By Kenneth Richard
When it comes to climate’s sensitivity to increases the CO2 concentration, the commonly stated assumption – based on modeled calculations – is that the resulting temperature change when CO2 concentrations are doubled from 275 ppm (pre-industrial) to 550 ppm is about 1.2°C. This is the direct result reported from doubling CO2 concentrations without any feedbacks (primarily from water vapor or cloud cover changes).
Below is a summarizing quote from the IPCC pertaining to the climate’s sensitivity to direct CO2 increases:

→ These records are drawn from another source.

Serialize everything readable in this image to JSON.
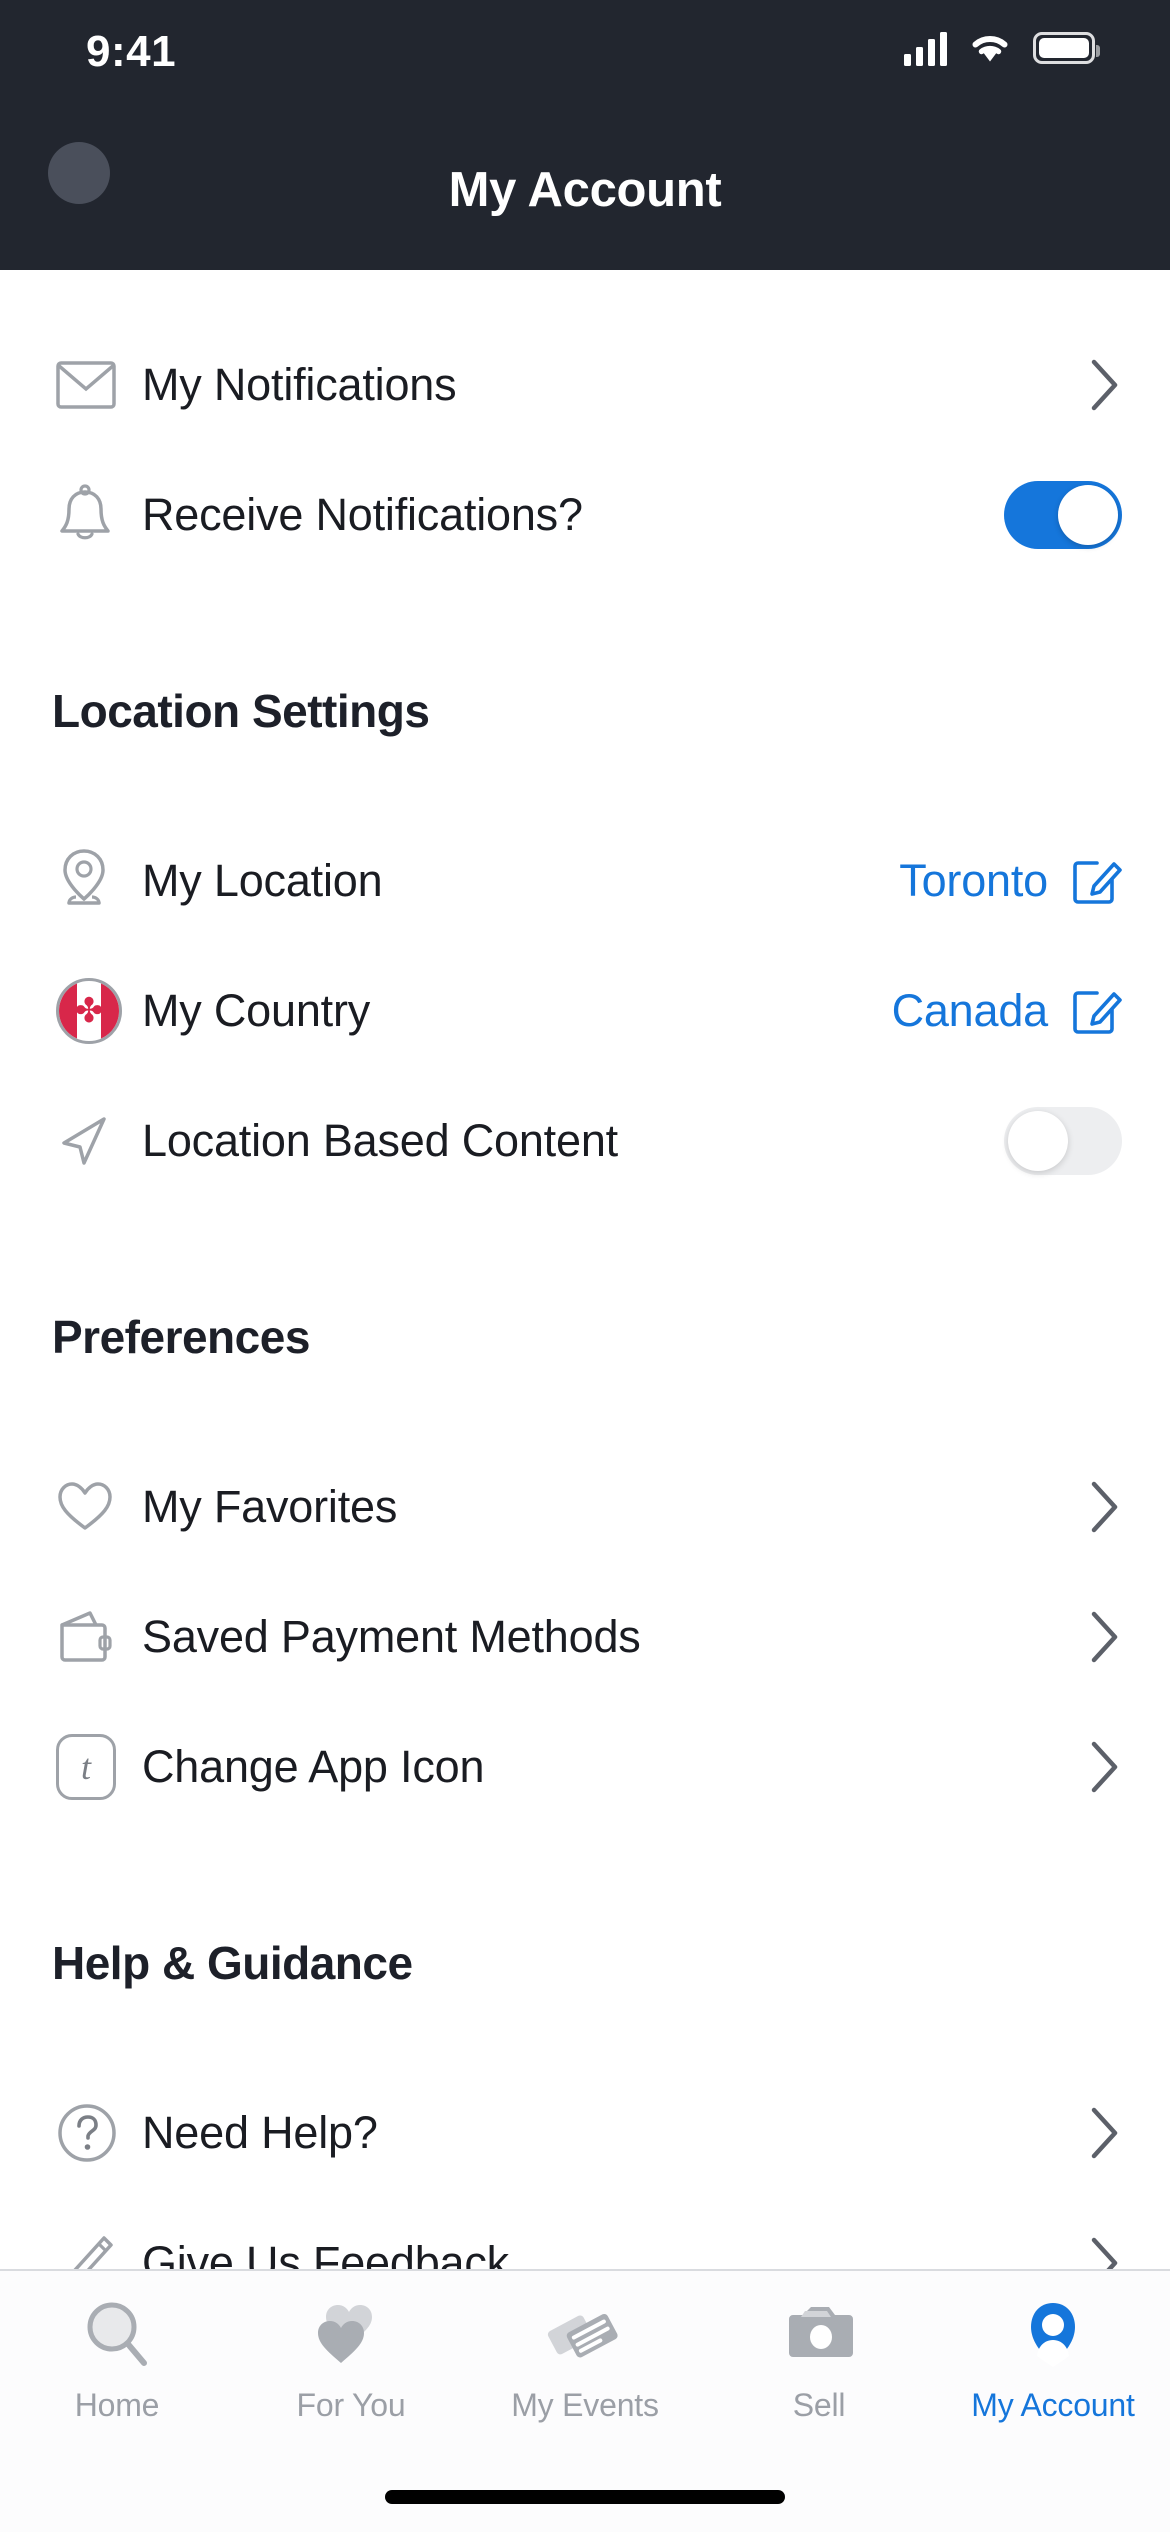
{
  "status_bar": {
    "time": "9:41",
    "signal_icon": "cellular-signal-icon",
    "wifi_icon": "wifi-icon",
    "battery_icon": "battery-icon"
  },
  "header": {
    "title": "My Account",
    "avatar_icon": "avatar",
    "background_color": "#22262F"
  },
  "theme": {
    "accent_blue": "#1576DB",
    "text_dark": "#1A1C22",
    "icon_gray": "#9EA2A8",
    "toggle_off": "#EDEEF0"
  },
  "notifications": {
    "items": [
      {
        "label": "My Notifications",
        "icon": "envelope-icon",
        "accessory": "chevron"
      },
      {
        "label": "Receive Notifications?",
        "icon": "bell-icon",
        "accessory": "toggle",
        "toggle_on": true
      }
    ]
  },
  "location_settings": {
    "title": "Location Settings",
    "items": [
      {
        "label": "My Location",
        "icon": "map-pin-icon",
        "value": "Toronto",
        "accessory": "edit"
      },
      {
        "label": "My Country",
        "icon": "canada-flag-icon",
        "value": "Canada",
        "accessory": "edit",
        "flag_leaf": "✤"
      },
      {
        "label": "Location Based Content",
        "icon": "navigation-arrow-icon",
        "accessory": "toggle",
        "toggle_on": false
      }
    ]
  },
  "preferences": {
    "title": "Preferences",
    "items": [
      {
        "label": "My Favorites",
        "icon": "heart-icon",
        "accessory": "chevron"
      },
      {
        "label": "Saved Payment Methods",
        "icon": "wallet-icon",
        "accessory": "chevron"
      },
      {
        "label": "Change App Icon",
        "icon": "app-icon-badge",
        "badge_letter": "t",
        "accessory": "chevron"
      }
    ]
  },
  "help_guidance": {
    "title": "Help & Guidance",
    "items": [
      {
        "label": "Need Help?",
        "icon": "question-circle-icon",
        "accessory": "chevron"
      },
      {
        "label": "Give Us Feedback",
        "icon": "pencil-icon",
        "accessory": "chevron"
      }
    ]
  },
  "tab_bar": {
    "tabs": [
      {
        "label": "Home",
        "icon": "magnifier-icon",
        "active": false
      },
      {
        "label": "For You",
        "icon": "hearts-icon",
        "active": false
      },
      {
        "label": "My Events",
        "icon": "tickets-icon",
        "active": false
      },
      {
        "label": "Sell",
        "icon": "camera-icon",
        "active": false
      },
      {
        "label": "My Account",
        "icon": "person-icon",
        "active": true
      }
    ]
  }
}
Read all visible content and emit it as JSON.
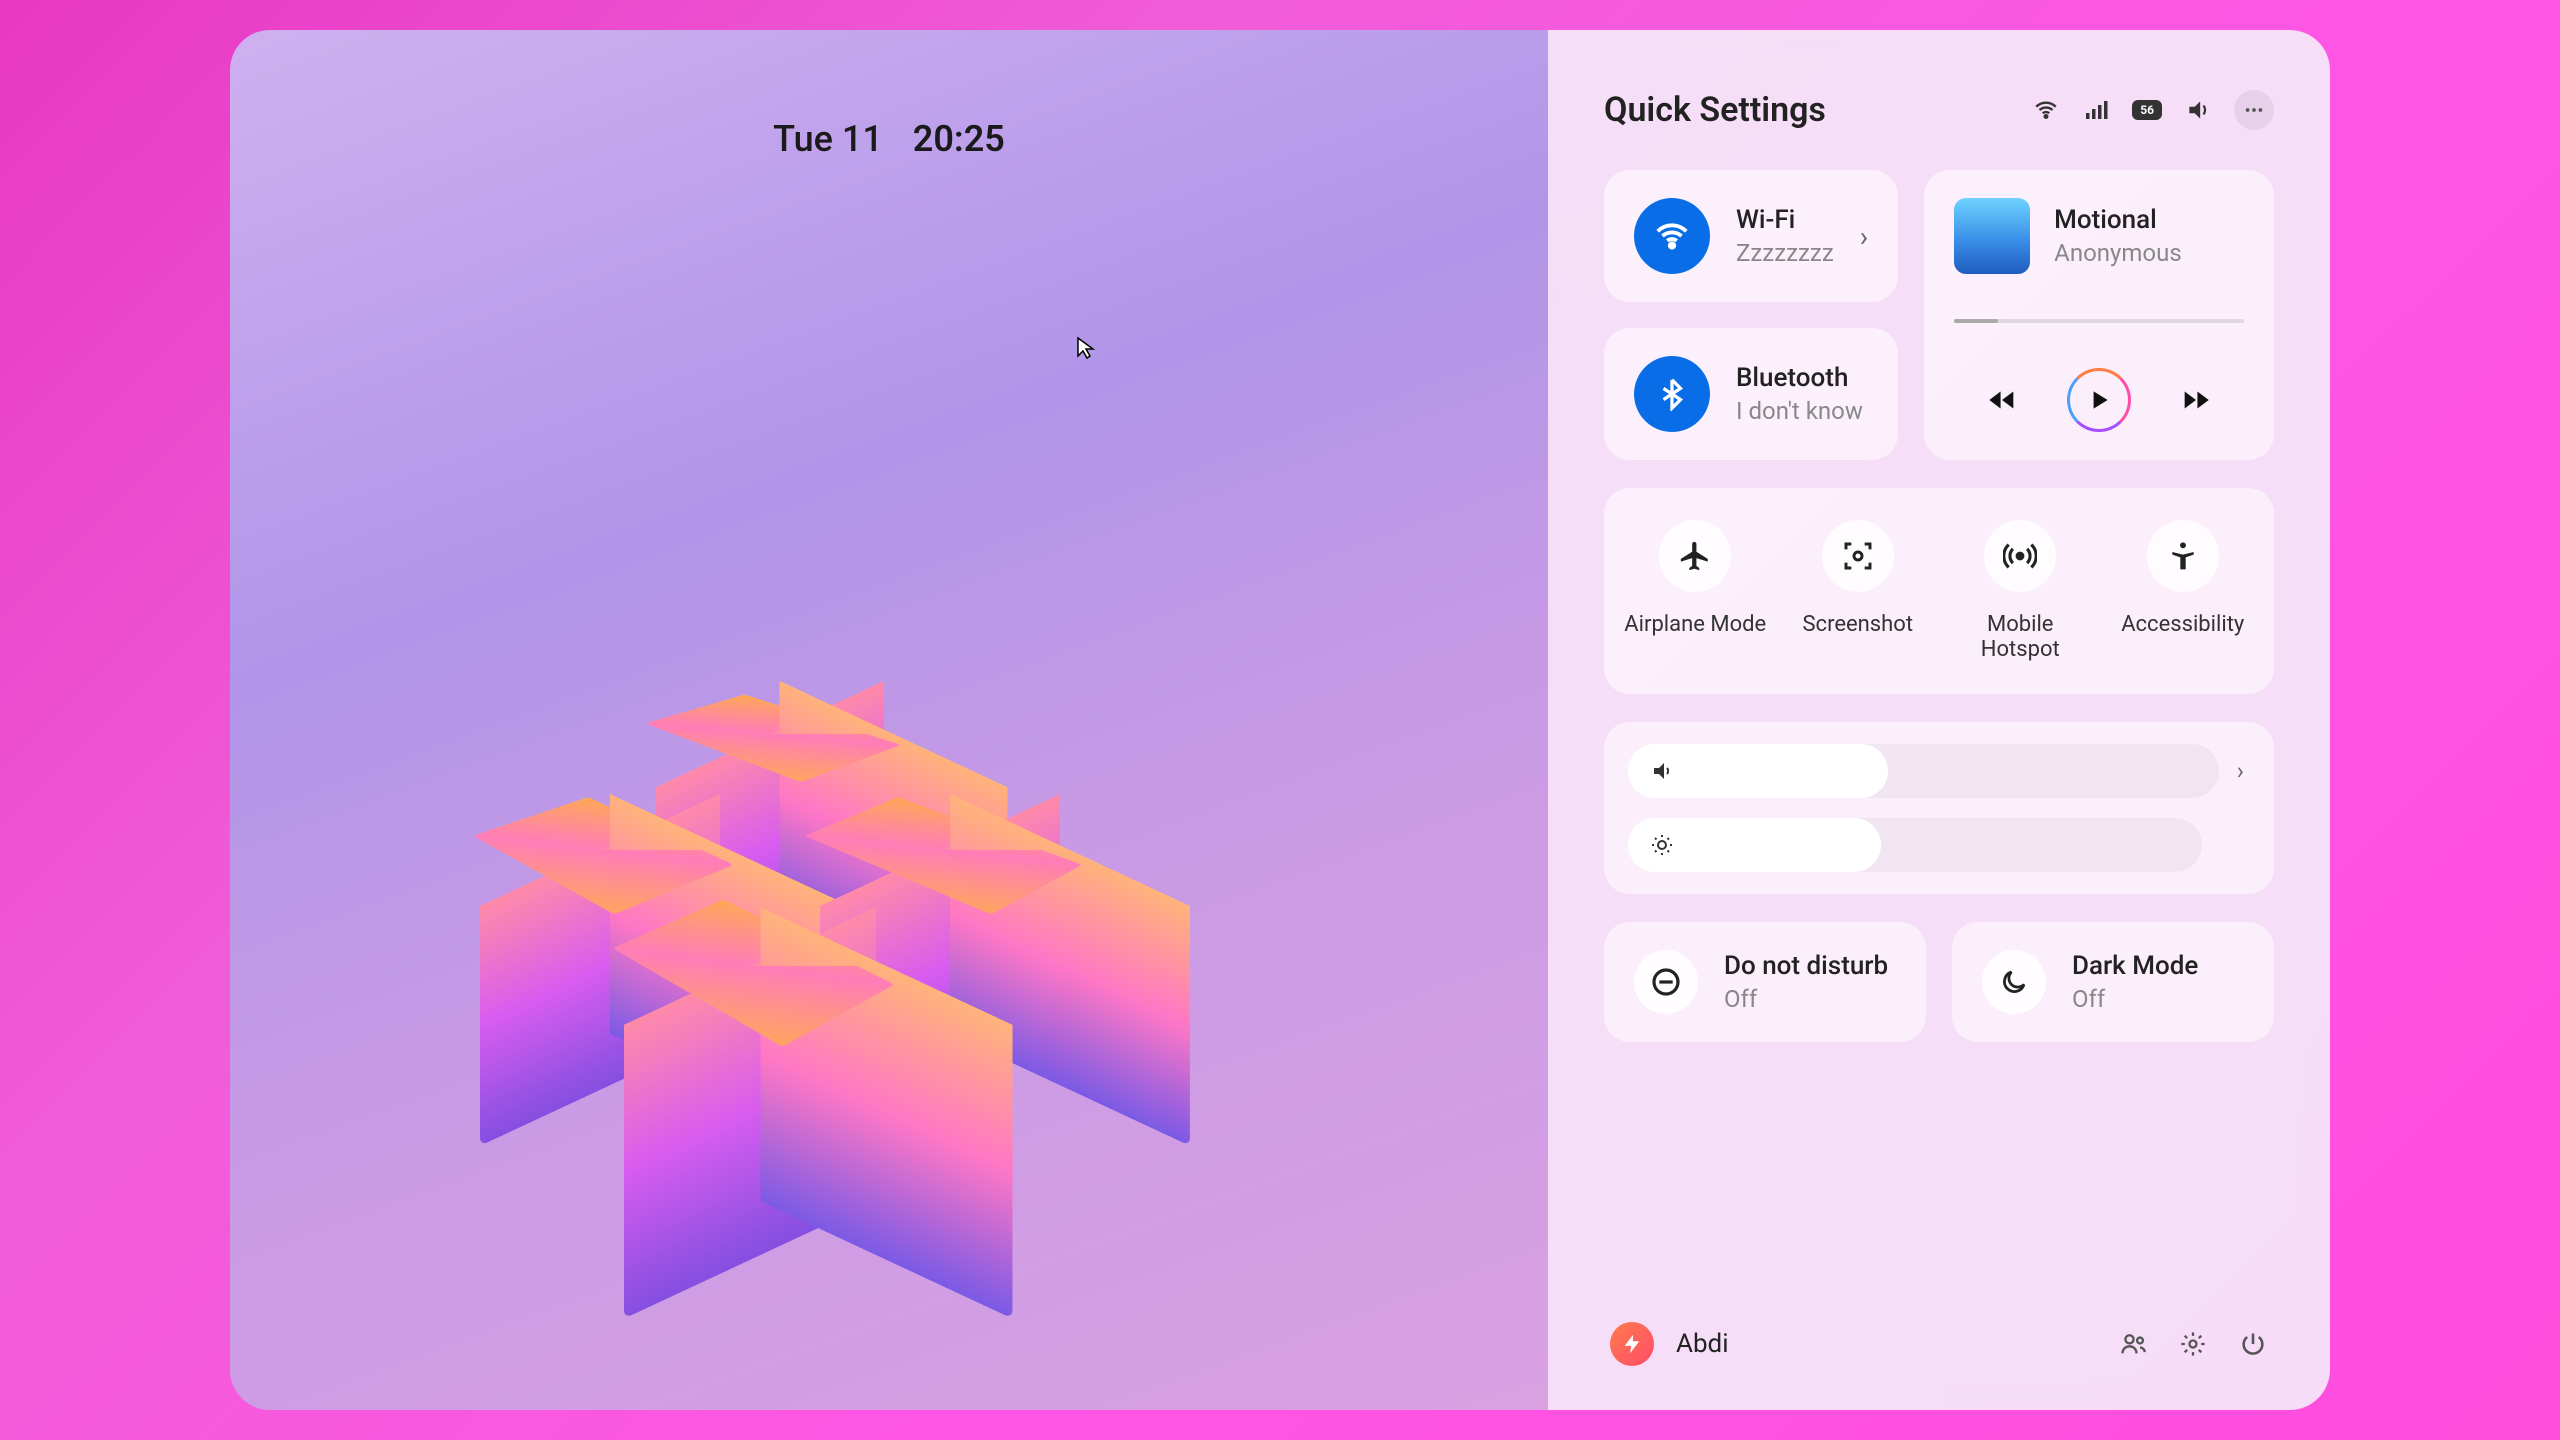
{
  "datetime": {
    "date": "Tue 11",
    "time": "20:25"
  },
  "panel": {
    "title": "Quick Settings",
    "battery": "56",
    "wifi": {
      "title": "Wi-Fi",
      "sub": "Zzzzzzzz"
    },
    "bluetooth": {
      "title": "Bluetooth",
      "sub": "I don't know"
    },
    "media": {
      "track": "Motional",
      "artist": "Anonymous"
    },
    "quick": {
      "airplane": "Airplane Mode",
      "screenshot": "Screenshot",
      "hotspot": "Mobile Hotspot",
      "accessibility": "Accessibility"
    },
    "dnd": {
      "title": "Do not disturb",
      "sub": "Off"
    },
    "dark": {
      "title": "Dark Mode",
      "sub": "Off"
    },
    "user": "Abdi"
  }
}
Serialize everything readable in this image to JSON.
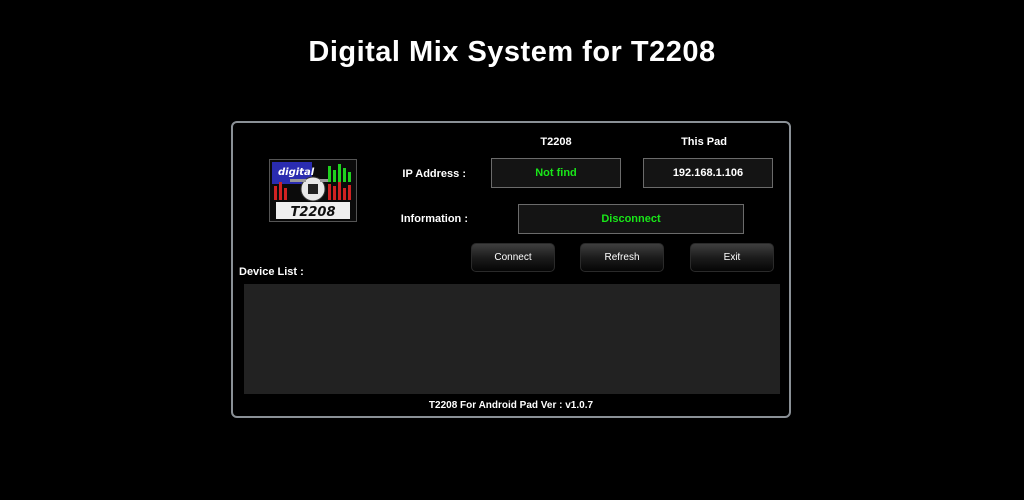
{
  "header": {
    "title": "Digital Mix System for T2208"
  },
  "logo": {
    "brand_text": "digital",
    "model_text": "T2208"
  },
  "columns": {
    "device": "T2208",
    "this_pad": "This Pad"
  },
  "ip_address": {
    "label": "IP Address :",
    "device_value": "Not find",
    "pad_value": "192.168.1.106"
  },
  "information": {
    "label": "Information :",
    "value": "Disconnect"
  },
  "buttons": {
    "connect": "Connect",
    "refresh": "Refresh",
    "exit": "Exit"
  },
  "device_list": {
    "label": "Device List :"
  },
  "footer": {
    "version": "T2208 For Android Pad Ver : v1.0.7"
  },
  "colors": {
    "status_green": "#19e619",
    "panel_border": "#8a9096"
  }
}
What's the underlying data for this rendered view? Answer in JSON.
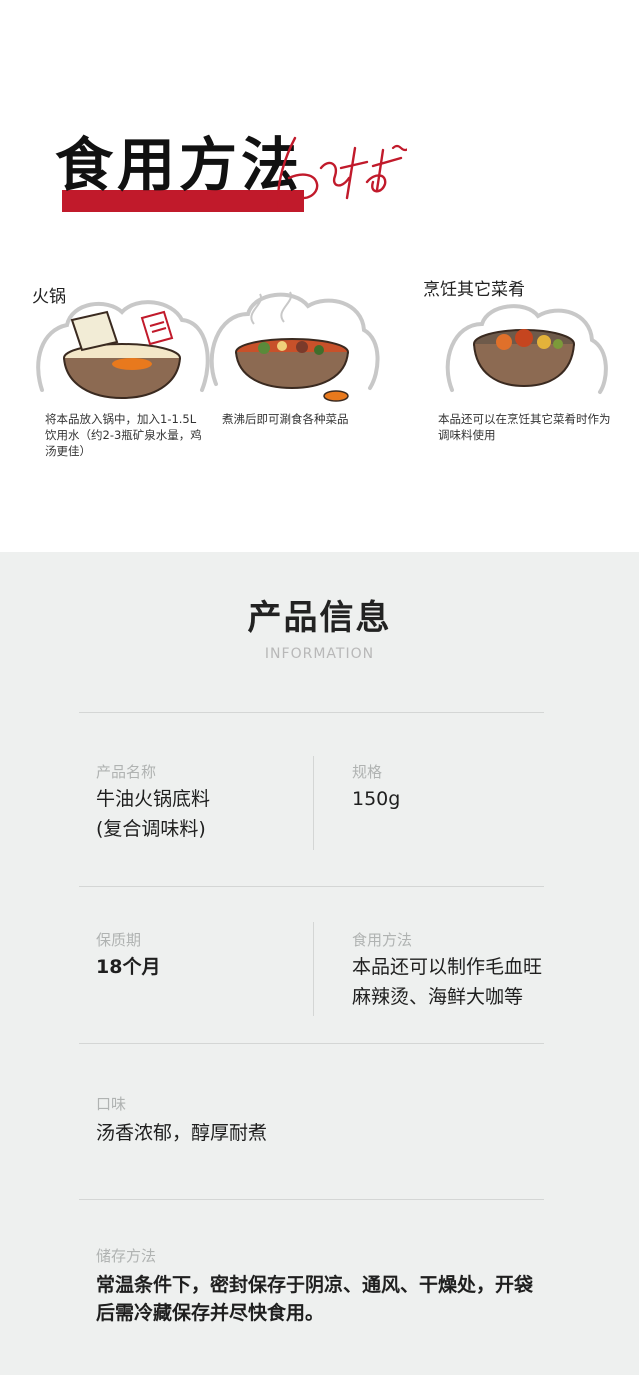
{
  "usage": {
    "title": "食用方法",
    "script_word": "latest~",
    "colors": {
      "accent_red": "#c11a2b",
      "ink": "#111111"
    },
    "steps": [
      {
        "heading": "火锅",
        "caption": "将本品放入锅中，加入1-1.5L饮用水（约2-3瓶矿泉水量，鸡汤更佳）"
      },
      {
        "heading": "",
        "caption": "煮沸后即可涮食各种菜品"
      },
      {
        "heading": "烹饪其它菜肴",
        "caption": "本品还可以在烹饪其它菜肴时作为调味料使用"
      }
    ]
  },
  "info": {
    "title": "产品信息",
    "subtitle": "INFORMATION",
    "fields": {
      "name": {
        "label": "产品名称",
        "value_line1": "牛油火锅底料",
        "value_line2": "(复合调味料)"
      },
      "spec": {
        "label": "规格",
        "value": "150g"
      },
      "shelf": {
        "label": "保质期",
        "value": "18个月"
      },
      "method": {
        "label": "食用方法",
        "value_line1": "本品还可以制作毛血旺",
        "value_line2": "麻辣烫、海鲜大咖等"
      },
      "taste": {
        "label": "口味",
        "value": "汤香浓郁，醇厚耐煮"
      },
      "storage": {
        "label": "储存方法",
        "value_line1": "常温条件下，密封保存于阴凉、通风、干燥处，开袋",
        "value_line2": "后需冷藏保存并尽快食用。"
      }
    },
    "colors": {
      "background": "#eef0ef",
      "divider": "#d4d6d5",
      "label": "#b0b3b2"
    }
  }
}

If the amount of carbon dioxide were doubled instantaneously, with everything else remaining the same, the outgoing infrared radiation would be reduced by about 4 Wm-2. In other words, the radiative forcing corresponding to a doubling of the CO2 concentration would be 4 Wm-2. To counteract this imbalance, the temperature of the surface-troposphere system would have to increase by 1.2°C (with an accuracy of ±10%), in the absence of other changes.”
As well as another from the skepticalscience.com blog:
If there were no feedbacks in the Earth’s climate system, physics tells us climate sensitivity would be 1.2°C for a doubling of CO2.”
Although this temperature calculation of just over one degree Celsius for doubled CO2 is widely accepted in the scientific community – even by skeptics of the IPCC’s conclusions – many scientists have found a 1.2°C increase in surface temperature from doubled CO2 is still way too high.
Click here to go to the list of 60 papers that support the conclusion that doubling CO2 concentrations to about 550 ppm results in a much lower temperature increase than 1.2°C. The papers are divided into 3 categories: (a) quantified low CO2 climate sensitivity results (2X CO2 may cause just ~0.02 to 0.7°C of warming), (b) non-quantified low climate sensitivity results for doubling (or significantly increasing) CO2 concentrations, and (c) conclusions that increasing CO2 concentrations leads to a net cooling rather than a warming.